Washington University has an excellent creative writing MFA program, lots of super specific class options, and a number of scholarships specifically earmarked for creative writing students.
MIT might not be a school you generally associate with writing, but it actually has an excellent program that offers courses in digital media and science writing, as well as creative writing, and provides plenty of guidance on how graduates can navigate the tricky job market.
You'll also have access to the university's impressive literary community, including frequent readings, writing prizes and scholarships, and the acclaimed literary journal .
Emory is renowned for its dedicated undergrad creative writing program, which draws the very best visiting scholars and writers.
You'll have fewer opportunities to pursue writing in the surrounding city, but the quality of the teachers and the range of courses might make up for that.

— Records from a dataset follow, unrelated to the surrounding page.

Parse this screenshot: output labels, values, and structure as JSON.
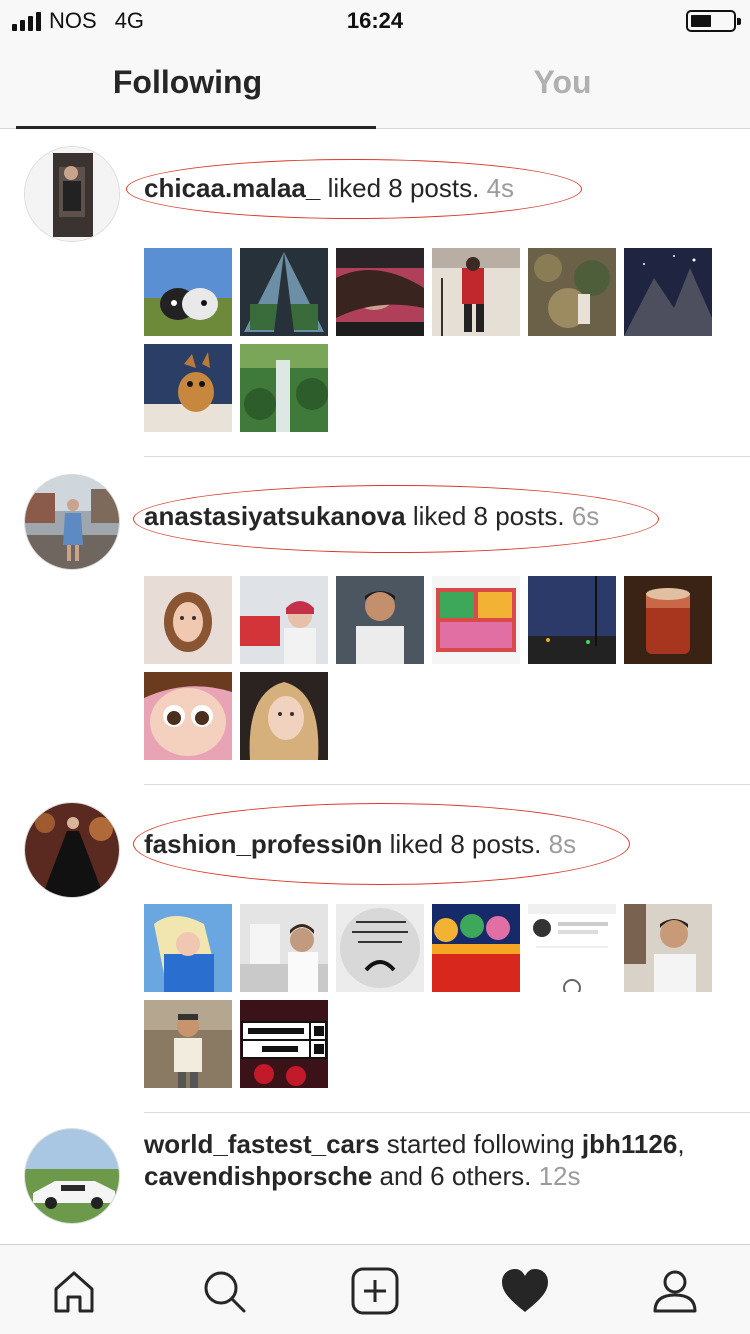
{
  "status_bar": {
    "carrier": "NOS",
    "network": "4G",
    "time": "16:24"
  },
  "tabs": {
    "following": "Following",
    "you": "You",
    "active": "Following"
  },
  "feed": [
    {
      "username": "chicaa.malaa_",
      "action": "liked 8 posts.",
      "time": "4s",
      "thumbnail_count": 8
    },
    {
      "username": "anastasiyatsukanova",
      "action": "liked 8 posts.",
      "time": "6s",
      "thumbnail_count": 8
    },
    {
      "username": "fashion_professi0n",
      "action": "liked 8 posts.",
      "time": "8s",
      "thumbnail_count": 8
    },
    {
      "username": "world_fastest_cars",
      "action": "started following",
      "targets": [
        "jbh1126",
        "cavendishporsche"
      ],
      "connector": ",",
      "and_text": "and 6",
      "others_text": "others.",
      "time": "12s"
    }
  ],
  "colors": {
    "accent_annotation": "#d93a2b",
    "text_primary": "#262626",
    "text_secondary": "#9b9b9b",
    "tab_inactive": "#b0b0b0"
  },
  "bottom_nav": [
    "home-icon",
    "search-icon",
    "new-post-icon",
    "activity-heart-icon",
    "profile-icon"
  ]
}
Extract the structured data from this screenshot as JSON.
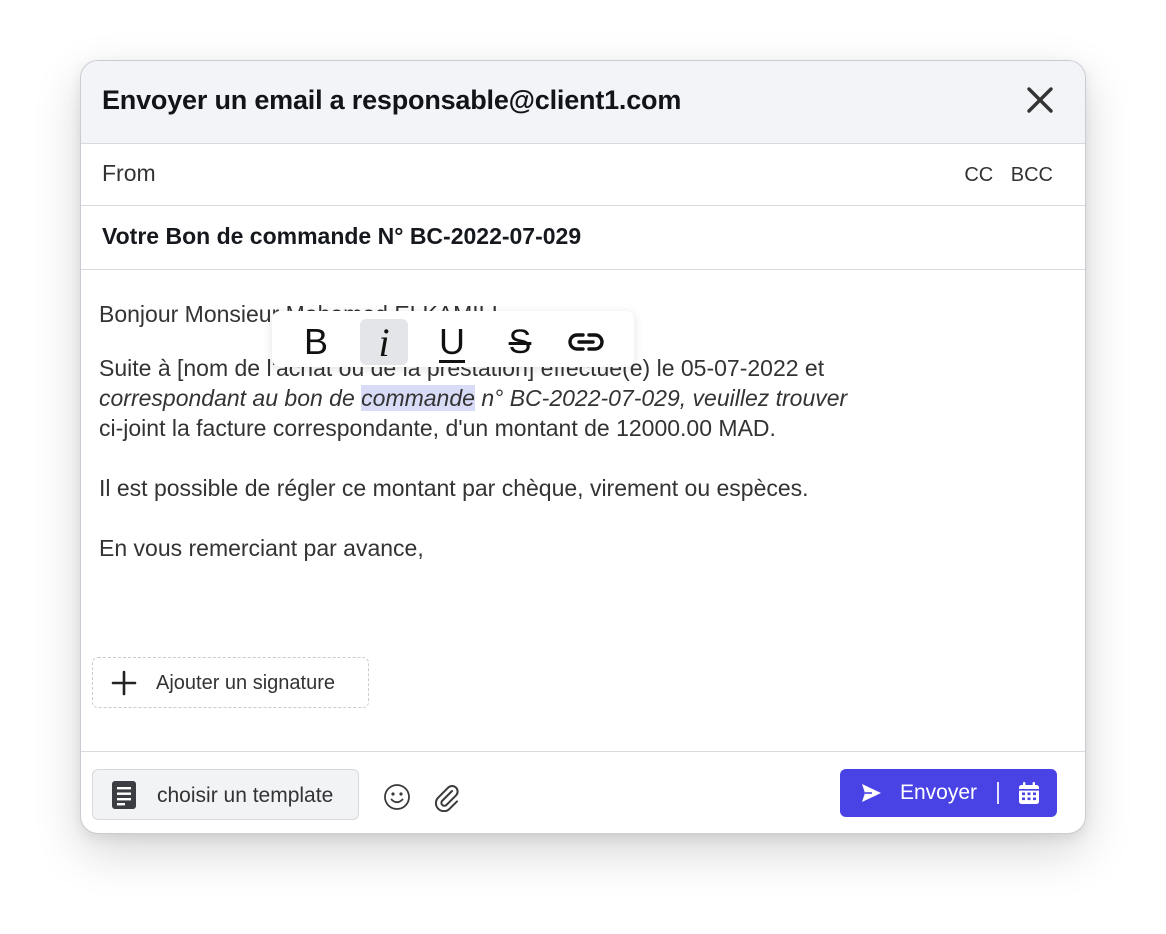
{
  "header": {
    "title": "Envoyer un email a responsable@client1.com",
    "close_icon": "close-icon"
  },
  "from": {
    "label": "From",
    "cc_label": "CC",
    "bcc_label": "BCC"
  },
  "subject": "Votre Bon de commande N° BC-2022-07-029",
  "body": {
    "greeting": "Bonjour Monsieur Mohamed ELKAMILI,",
    "line1": "Suite à [nom de l'achat ou de la prestation] effectué(e) le 05-07-2022 et",
    "line2_pre": "correspondant au bon de ",
    "line2_selected": "commande",
    "line2_post": " n° BC-2022-07-029, veuillez trouver",
    "line3": "ci-joint la facture correspondante, d'un montant de 12000.00 MAD.",
    "line4": "Il est possible de régler ce montant par chèque, virement ou espèces.",
    "line5": "En vous remerciant par avance,"
  },
  "format_toolbar": {
    "bold": "B",
    "italic": "i",
    "underline": "U",
    "strike": "S",
    "link_icon": "link-icon",
    "active": "italic"
  },
  "signature": {
    "label": "Ajouter un signature",
    "icon": "plus-icon"
  },
  "footer": {
    "template_label": "choisir un template",
    "template_icon": "document-icon",
    "emoji_icon": "smiley-icon",
    "attach_icon": "paperclip-icon",
    "send_label": "Envoyer",
    "send_icon": "send-icon",
    "schedule_icon": "calendar-icon"
  },
  "colors": {
    "accent": "#4942e4",
    "header_bg": "#f3f4f7",
    "selection": "#d9dcf7"
  }
}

Moreover, it boasts just as impressive alumni, including actress and writer Lena Dunham.The university is also home to a top journalism program, so if you want to try your hand at non-fiction as well, you'll have plenty of opportunities to do so.Like Northwestern, Columbia is home to both a world-class creative writing program and a top journalism school (plus one of the best English departments in the country), so you have a wide range of writing-related course options.From stories to scripts and plays to poetry, you’ll develop your writing voice and improve your technique under the guidance of professional novelists, poets and playwrights.The course develops your talent and prepares you for a career in writing.To help with that, I'll explain how I came up with this highly unscientific list of great creative writing colleges.I started by narrowing my search down to schools that offered a specific creative writing major.Hamilton is another small college, located in upstate New York.It's known for giving students the freedom to pursue their interests and the support to help them explore topics in real depth, both inside and outside the classroom.Johns Hopkins is another school that's known more for engineering than it is for writing, but, like MIT, it has a dedicated writing program.As a major here, you must take not only courses in prose, poetry, and literature, but also classes on topics such as philosophy and history.